l10_sums1 - 6.042/18.062J Mathematics for Computer Science...

Info iconThis preview shows pages 1–3. Sign up to view the full content.

View Full Document Right Arrow Icon

Info iconThis preview has intentionally blurred sections. Sign up to view the full version.

View Full DocumentRight Arrow Icon
This is the end of the preview. Sign up to access the rest of the document.

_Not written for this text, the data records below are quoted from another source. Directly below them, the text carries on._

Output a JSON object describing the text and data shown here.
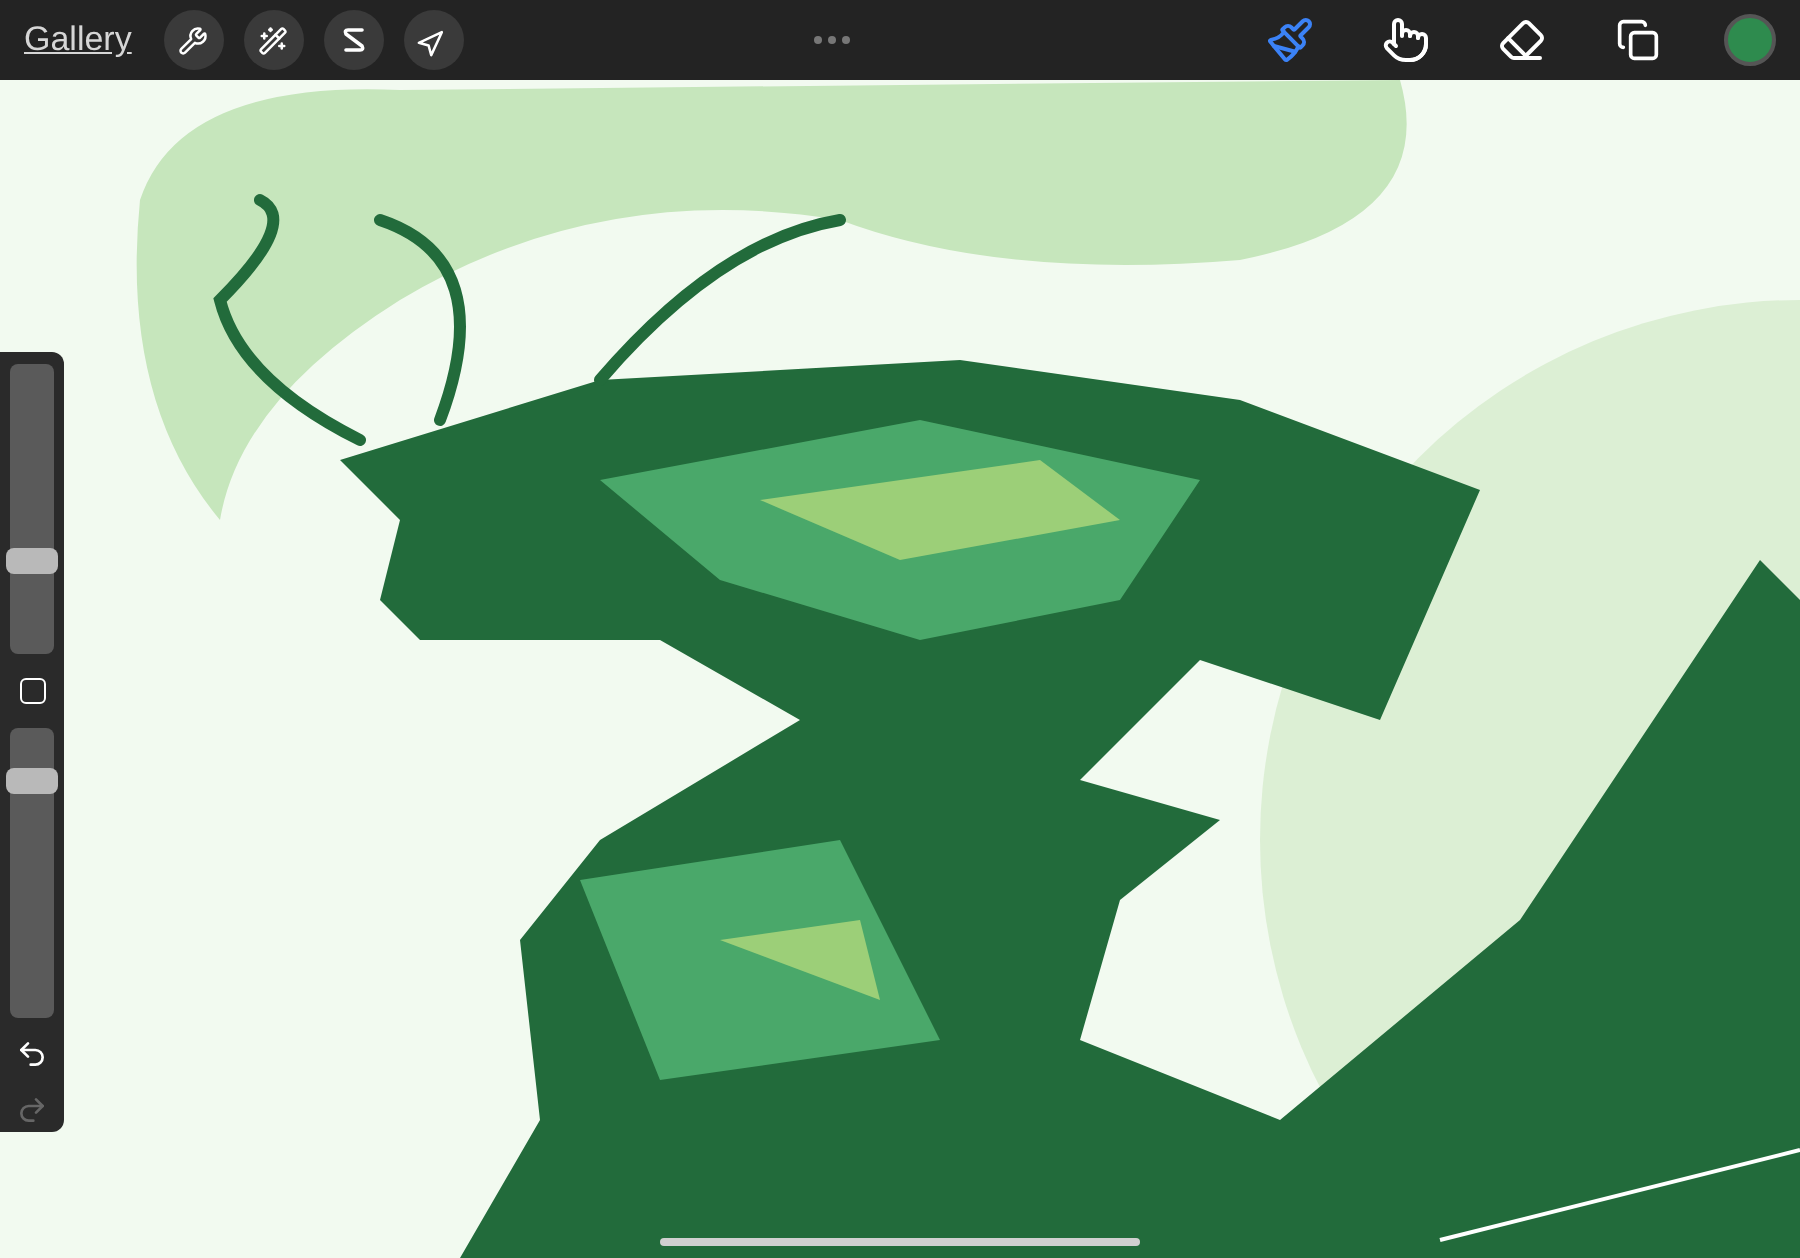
{
  "toolbar": {
    "gallery": "Gallery",
    "actions": [
      {
        "kind": "wrench"
      },
      {
        "kind": "wand"
      },
      {
        "kind": "selection"
      },
      {
        "kind": "transform"
      }
    ],
    "tools": [
      {
        "kind": "brush",
        "selected": true
      },
      {
        "kind": "smudge",
        "selected": false
      },
      {
        "kind": "eraser",
        "selected": false
      },
      {
        "kind": "layers",
        "selected": false
      }
    ],
    "color": "#2e8b4e"
  },
  "sidebar": {
    "size": {
      "level": 0.3
    },
    "opacity": {
      "level": 0.85
    }
  }
}
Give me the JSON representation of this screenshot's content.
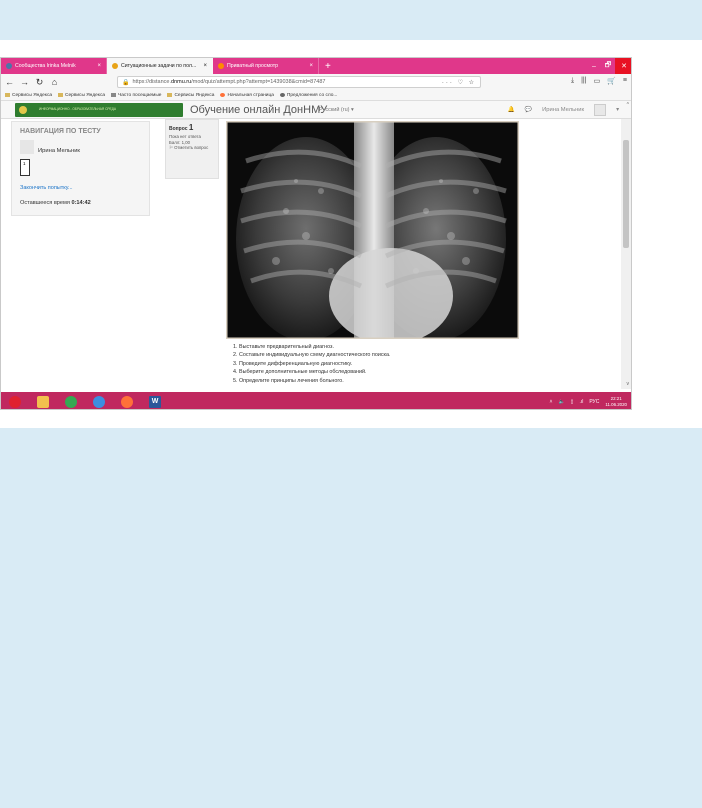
{
  "browser": {
    "tabs": [
      {
        "label": "Сообщества Irinka Melnik",
        "icon_color": "#4a76a8",
        "active": false
      },
      {
        "label": "Ситуационные задачи по пол...",
        "icon_color": "#e8a317",
        "active": true
      },
      {
        "label": "Приватный просмотр",
        "icon_color": "#ff8a00",
        "active": false
      }
    ],
    "new_tab": "+",
    "window_controls": [
      "–",
      "🗗",
      "✕"
    ],
    "url_prefix": "https://distance.",
    "url_host": "dnmu.ru",
    "url_path": "/mod/quiz/attempt.php?attempt=1439038&cmid=87487",
    "url_actions": "··· ♡ ☆",
    "bookmarks": [
      "Сервисы Яндекса",
      "Сервисы Яндекса",
      "Часто посещаемые",
      "Сервисы Яндекса",
      "Начальная страница",
      "Предложения со сло..."
    ]
  },
  "moodle": {
    "logo_text": "ИНФОРМАЦИОННО - ОБРАЗОВАТЕЛЬНАЯ СРЕДА",
    "site_title": "Обучение онлайн ДонНМУ",
    "language": "Русский (ru) ▾",
    "user_name": "Ирина Мельник"
  },
  "quiz_nav": {
    "title": "НАВИГАЦИЯ ПО ТЕСТУ",
    "user_name": "Ирина Мельник",
    "question_button": "1",
    "finish_link": "Закончить попытку...",
    "time_label": "Оставшееся время",
    "time_value": "0:14:42"
  },
  "question": {
    "label": "Вопрос",
    "number": "1",
    "status": "Пока нет ответа",
    "score": "Балл: 1,00",
    "flag": "Отметить вопрос"
  },
  "tasks": [
    "1. Выставьте предварительный диагноз.",
    "2. Составьте индивидуальную схему диагностического поиска.",
    "3. Проведите дифференциальную диагностику.",
    "4. Выберите дополнительные методы обследований.",
    "5. Определите принципы лечения больного."
  ],
  "taskbar": {
    "icons": [
      {
        "name": "opera",
        "color": "#e0212f"
      },
      {
        "name": "explorer",
        "color": "#f2c14e"
      },
      {
        "name": "chrome",
        "color": "#34a853"
      },
      {
        "name": "ie",
        "color": "#3c8fe0"
      },
      {
        "name": "firefox",
        "color": "#ff7139"
      }
    ],
    "word_label": "W",
    "language": "РУС",
    "time": "22:21",
    "date": "11.06.2020"
  }
}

Unformatted text preview: 6.042/18.062J Mathematics for Computer Science March 10, 2005 Srini Devadas and Eric Lehman Lecture Notes Sums and Approximations When you analyze the running time of an algorithm, the probability some procedure succeeds, or the behavior of a load-balancing or communications scheme, youll rarely get a simple answer. The world is not so kind. More likely, youll end up with a complicated sum: n 1 k + k k =1 Or a nasty product: 1 2 3 n 1 + 1 + 1 + 1 + 2 2 2 2 n n n n Or you might get an answer that is just tad too complicated to grasp intuitively: 72 /n n 1 + 100 And these examples are relatively benign! So the ability to cope with such messy mathematical expressions is an important skill in computer science and in many other areas of science and engineering. This might not seem glorious, but people who can cut monstrous expressions down to size in moments can seem pretty amazing to the uninitiated. This week, well equip you with the most useful tricks of the trade. 1 The Value of an Annuity Would you prefer a million dollars today or $20,000 a year for the next fifty years? This is a question about the value of an annuity , a financial instrument that pays out a fixed amount of money at the beginning of every year for some specified number of years. In particular, an n-year, $ m-payment annuity pays m dollars at the start of each year for n years. In some cases, n is finite, but not always. Examples include lottery payouts, student loans, and home mortgages. There are even Wall Street people who specialize in trading annuities. For many reasons, $20,000 a year for 50 years is worth much less than a million dollars right now. For example, consider the last $20,000 installment. If you had that $20,000 right now, then you could start earning interest, invest the money in the stock market, 2 Sums and Approximations or just buy something fun. However, if you dont get the $20,000 for another 50 years, then someone else is earning all the interest or investment profit. Furthermore, prices are likely to gradually rise over the next 50 years, so you when you finally get the money, you wont be able to buy as much. Finally, people only live so long; if you were 60 years old, a payout 50 years in the future would be worth next to nothing! But what if your choice were between $40,000 a year for 50 years and a million dollars today? Now which is better? What is an annuity is actually worth? 1.1 The Future Value of Money In order to address such questions, we have to make an assumption about the future value of money. Lets put most of the complications aside and think about this from a simple-minded perspective. The average rate of ination in the United States from 1980 to 2004 was about p = 3 . 5% per year. This means that the price of a selection of basic goods increases by about 3.5% each year. If this trend continues, then goods costing $100 today will cost: $100(1 + p ) = $103 . 50 in 1 year $100(1 + p ) 2 = $107 . 12 in 2 year...
View Full Document

This note was uploaded on 02/08/2011 for the course EECS 6.042 taught by Professor Dr.ericlehman during the Spring '11 term at MIT.

Page1 / 15

l10_sums1 - 6.042/18.062J Mathematics for Computer Science...

This preview shows document pages 1 - 3. Sign up to view the full document.

View Full Document Right Arrow Icon
Ask a homework question - tutors are online